━━━━━ RECORD SET ━━━━━

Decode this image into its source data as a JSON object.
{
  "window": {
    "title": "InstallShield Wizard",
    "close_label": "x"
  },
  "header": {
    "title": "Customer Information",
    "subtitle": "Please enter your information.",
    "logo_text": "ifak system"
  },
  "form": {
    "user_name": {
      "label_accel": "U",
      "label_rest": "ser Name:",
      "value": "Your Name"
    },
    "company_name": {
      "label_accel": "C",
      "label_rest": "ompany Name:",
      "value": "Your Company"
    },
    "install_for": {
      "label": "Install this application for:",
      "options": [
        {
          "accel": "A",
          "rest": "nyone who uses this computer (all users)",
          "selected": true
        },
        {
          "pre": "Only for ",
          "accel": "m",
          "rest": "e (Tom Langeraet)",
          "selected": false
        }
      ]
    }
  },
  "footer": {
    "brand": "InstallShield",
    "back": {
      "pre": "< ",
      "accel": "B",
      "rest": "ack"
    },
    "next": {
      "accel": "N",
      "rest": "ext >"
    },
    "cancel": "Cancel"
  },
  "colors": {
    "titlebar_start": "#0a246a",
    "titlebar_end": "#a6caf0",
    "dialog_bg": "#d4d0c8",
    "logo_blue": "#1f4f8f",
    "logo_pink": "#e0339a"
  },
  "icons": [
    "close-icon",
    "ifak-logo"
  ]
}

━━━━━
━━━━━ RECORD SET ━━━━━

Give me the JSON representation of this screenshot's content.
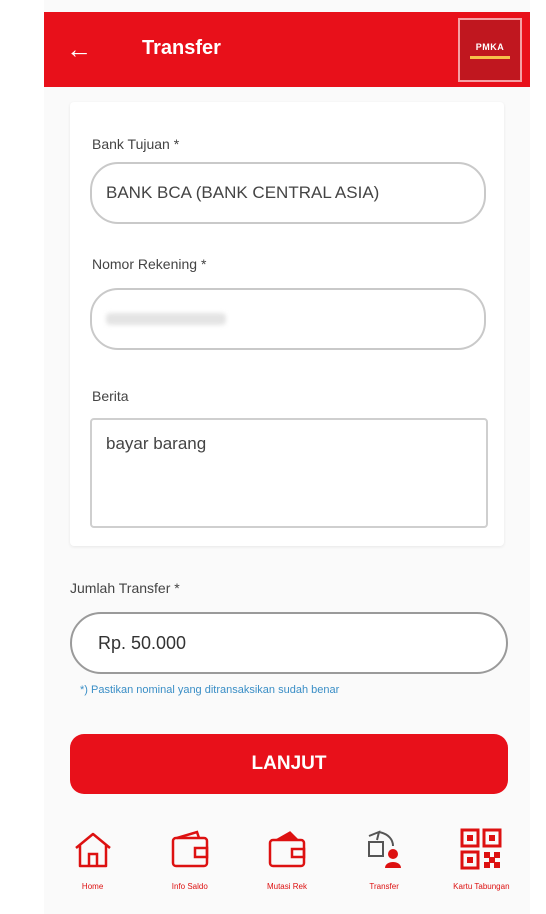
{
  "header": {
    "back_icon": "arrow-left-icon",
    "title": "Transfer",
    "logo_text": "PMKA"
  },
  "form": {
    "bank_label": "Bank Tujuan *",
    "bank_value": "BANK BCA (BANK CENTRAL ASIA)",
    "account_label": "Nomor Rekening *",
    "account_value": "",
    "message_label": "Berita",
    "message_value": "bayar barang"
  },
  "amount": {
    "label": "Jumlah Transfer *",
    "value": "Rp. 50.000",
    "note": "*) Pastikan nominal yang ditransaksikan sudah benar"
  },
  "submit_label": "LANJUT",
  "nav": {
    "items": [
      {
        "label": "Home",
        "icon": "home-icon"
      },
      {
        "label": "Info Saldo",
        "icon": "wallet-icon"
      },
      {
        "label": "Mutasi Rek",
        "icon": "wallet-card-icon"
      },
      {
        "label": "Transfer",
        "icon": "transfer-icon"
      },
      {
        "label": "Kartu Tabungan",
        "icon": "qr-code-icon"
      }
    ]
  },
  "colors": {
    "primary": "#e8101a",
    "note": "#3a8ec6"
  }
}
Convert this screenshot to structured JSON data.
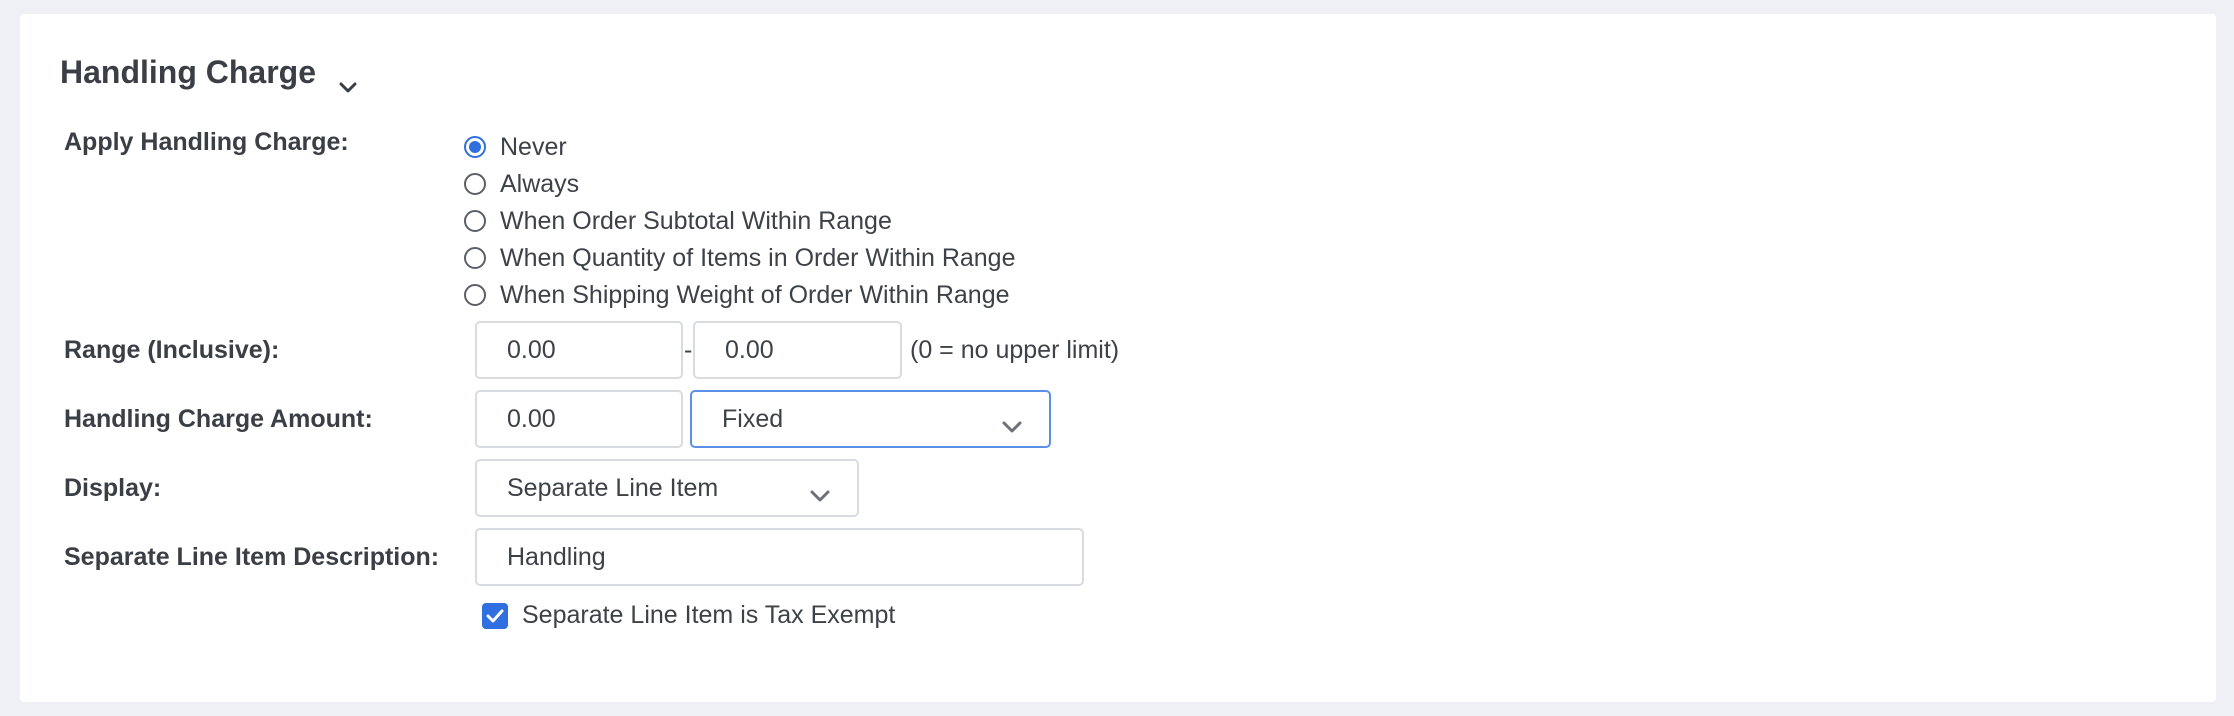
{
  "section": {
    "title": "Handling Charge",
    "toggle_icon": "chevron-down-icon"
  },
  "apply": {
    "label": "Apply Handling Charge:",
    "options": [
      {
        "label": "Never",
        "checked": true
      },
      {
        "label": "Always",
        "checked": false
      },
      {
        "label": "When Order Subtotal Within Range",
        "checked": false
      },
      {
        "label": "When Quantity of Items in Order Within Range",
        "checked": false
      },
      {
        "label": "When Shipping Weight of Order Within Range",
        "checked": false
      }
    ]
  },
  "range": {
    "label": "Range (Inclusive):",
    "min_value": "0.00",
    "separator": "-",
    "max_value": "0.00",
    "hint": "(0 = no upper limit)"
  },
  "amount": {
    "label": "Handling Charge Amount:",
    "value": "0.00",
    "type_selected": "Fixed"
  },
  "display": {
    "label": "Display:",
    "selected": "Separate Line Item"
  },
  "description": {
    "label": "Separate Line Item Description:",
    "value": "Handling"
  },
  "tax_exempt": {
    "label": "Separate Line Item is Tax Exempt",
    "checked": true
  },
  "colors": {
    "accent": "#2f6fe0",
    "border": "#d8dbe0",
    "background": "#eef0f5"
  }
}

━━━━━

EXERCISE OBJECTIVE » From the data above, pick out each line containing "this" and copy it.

RESPONSE AREA »
Decode this image into its source data as a JSON object.
      "label": "Install this application for:",
          "rest": "nyone who uses this computer (all users)",
Give me the JSON representation of this screenshot's content.
Convert this screenshot to structured JSON data.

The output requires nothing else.